The mistake was a typo on the question paper where there were two different values of money in the two different models—English and Nepali. In the English 

model, the amount in the question was incorrect but in Nepali model the question was correct. Since most students chose to take the test in the English medium, their exams were ruined like mine. Why didn’t the makers of the exam care enough about the students taking it to make sure the questions were typed correctly before printing? Why should a huge amount of money be given to the government in the name of exam papers? 

Not only that much, last year there were also mistakes on the SLC paper when my young brother was taking exam such as confusion in the Nepali questions about synonyms and antonyms. This year too I have seen similar mistakes in the SLC’s first subject test administered, English.

When my students showed me the question paper from the exam, I went through it in its entirety but was stumped by some vocabulary. First I thought that these may be words I hadn’t seen before. I opened my dictionary and typed all those words into my computer but I was surprised when I couldn’t find the meaning. The same culture of allowing typos has held up this year. You can see these mistakes in Q.2. Second paragraph in 4th line “noone”, Q.2.B (c) “lefout”, and Q.3. A (a) “unversity”. Although we can guess the right meaning of these words form our learning capacity, it’s quite hard for students at the SLC level under such immense pressure when there are mistakes in the question paper.

I also disagree with the selection of topics from the so-called textbook to be tested. Often times, priority is given to Western authors and poets, but why can’t more priority given to our own Nepali writers? Even on the English exam, those Nepali authors that write in English can be used. I hope everything will improve after the constitution drafting process.

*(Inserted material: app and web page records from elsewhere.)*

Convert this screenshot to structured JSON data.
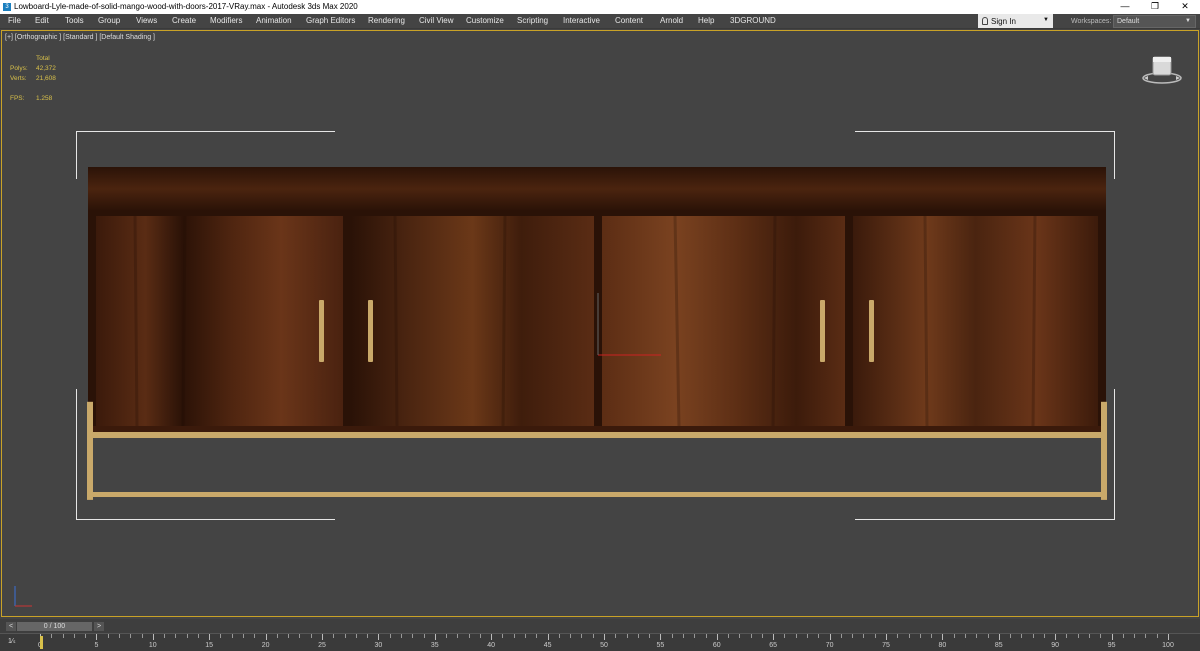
{
  "window": {
    "title": "Lowboard-Lyle-made-of-solid-mango-wood-with-doors-2017-VRay.max - Autodesk 3ds Max 2020",
    "minimize_glyph": "—",
    "restore_glyph": "❐",
    "close_glyph": "✕"
  },
  "menu": [
    "File",
    "Edit",
    "Tools",
    "Group",
    "Views",
    "Create",
    "Modifiers",
    "Animation",
    "Graph Editors",
    "Rendering",
    "Civil View",
    "Customize",
    "Scripting",
    "Interactive",
    "Content",
    "Arnold",
    "Help",
    "3DGROUND"
  ],
  "signin": {
    "label": "Sign In",
    "caret": "▼"
  },
  "workspaces": {
    "label": "Workspaces:",
    "value": "Default",
    "caret": "▼"
  },
  "viewport": {
    "label": "[+] [Orthographic ] [Standard ] [Default Shading ]",
    "stats": {
      "header": "Total",
      "polys_label": "Polys:",
      "polys_value": "42,372",
      "verts_label": "Verts:",
      "verts_value": "21,608",
      "fps_label": "FPS:",
      "fps_value": "1.258"
    }
  },
  "timeline": {
    "prev": "<",
    "frame_display": "0 / 100",
    "next": ">"
  },
  "trackbar": {
    "mode_icon": "1⁄ₛ",
    "ticks": [
      "0",
      "5",
      "10",
      "15",
      "20",
      "25",
      "30",
      "35",
      "40",
      "45",
      "50",
      "55",
      "60",
      "65",
      "70",
      "75",
      "80",
      "85",
      "90",
      "95",
      "100"
    ]
  },
  "colors": {
    "wood_dark": "#3a1c0c",
    "wood_mid": "#5a2e16",
    "brass": "#c9a96a",
    "accent": "#c9a227",
    "stats_text": "#d8c04a"
  }
}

Until then our country is so handicapped that we can’t even curb the cheating culture despite making many promises to stop it. Nor can we perform the simple task of correctly typing a question.